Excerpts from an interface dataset
'''

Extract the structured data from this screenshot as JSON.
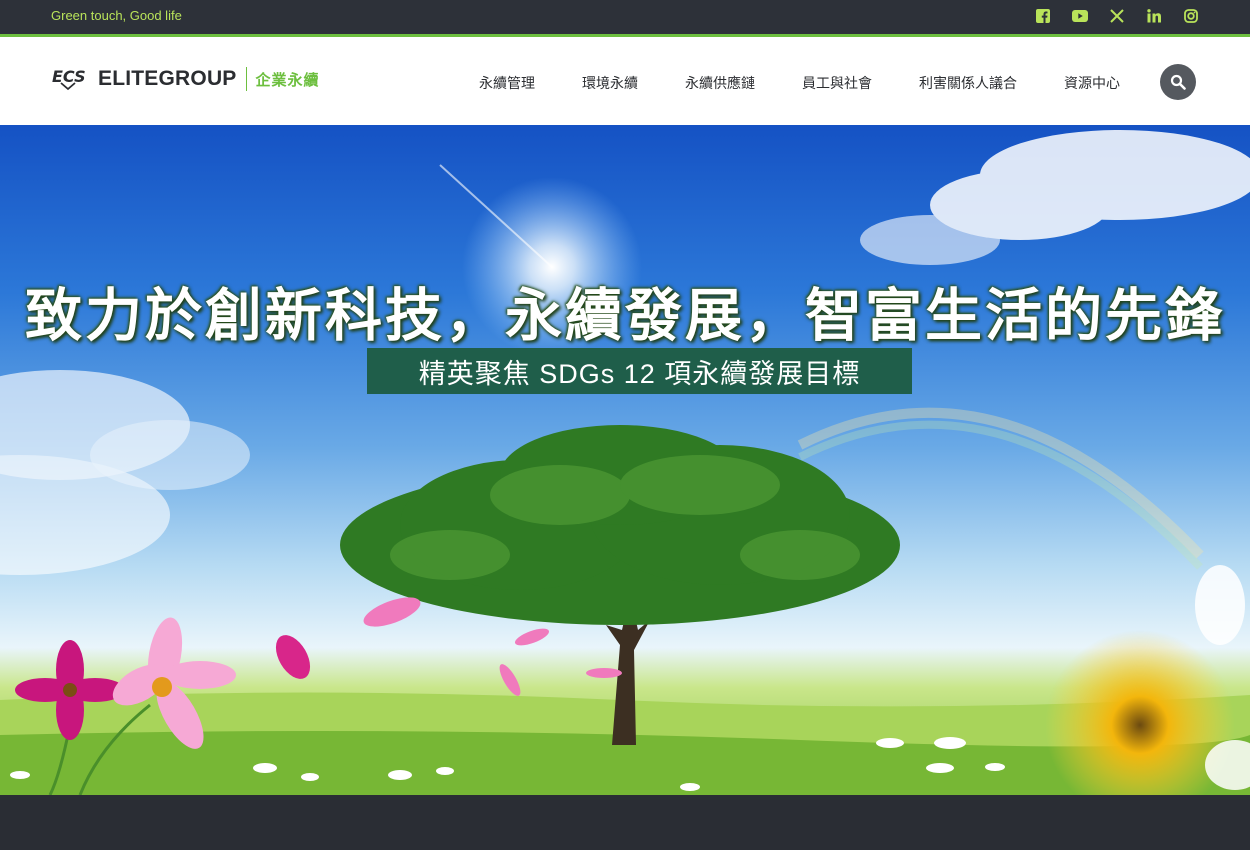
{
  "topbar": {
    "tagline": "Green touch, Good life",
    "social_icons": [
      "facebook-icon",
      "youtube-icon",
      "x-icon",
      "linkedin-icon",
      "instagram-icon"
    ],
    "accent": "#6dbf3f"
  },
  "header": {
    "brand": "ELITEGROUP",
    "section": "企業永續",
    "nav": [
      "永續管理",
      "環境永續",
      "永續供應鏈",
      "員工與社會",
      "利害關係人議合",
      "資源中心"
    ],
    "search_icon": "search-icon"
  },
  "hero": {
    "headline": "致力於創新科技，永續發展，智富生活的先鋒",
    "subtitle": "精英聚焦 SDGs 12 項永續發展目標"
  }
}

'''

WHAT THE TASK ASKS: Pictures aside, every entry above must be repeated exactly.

RESPONSE BOX:
Extract the structured data from this screenshot as JSON.
{
  "topbar": {
    "tagline": "Green touch, Good life",
    "social_icons": [
      "facebook-icon",
      "youtube-icon",
      "x-icon",
      "linkedin-icon",
      "instagram-icon"
    ],
    "accent": "#6dbf3f"
  },
  "header": {
    "brand": "ELITEGROUP",
    "section": "企業永續",
    "nav": [
      "永續管理",
      "環境永續",
      "永續供應鏈",
      "員工與社會",
      "利害關係人議合",
      "資源中心"
    ],
    "search_icon": "search-icon"
  },
  "hero": {
    "headline": "致力於創新科技，永續發展，智富生活的先鋒",
    "subtitle": "精英聚焦 SDGs 12 項永續發展目標"
  }
}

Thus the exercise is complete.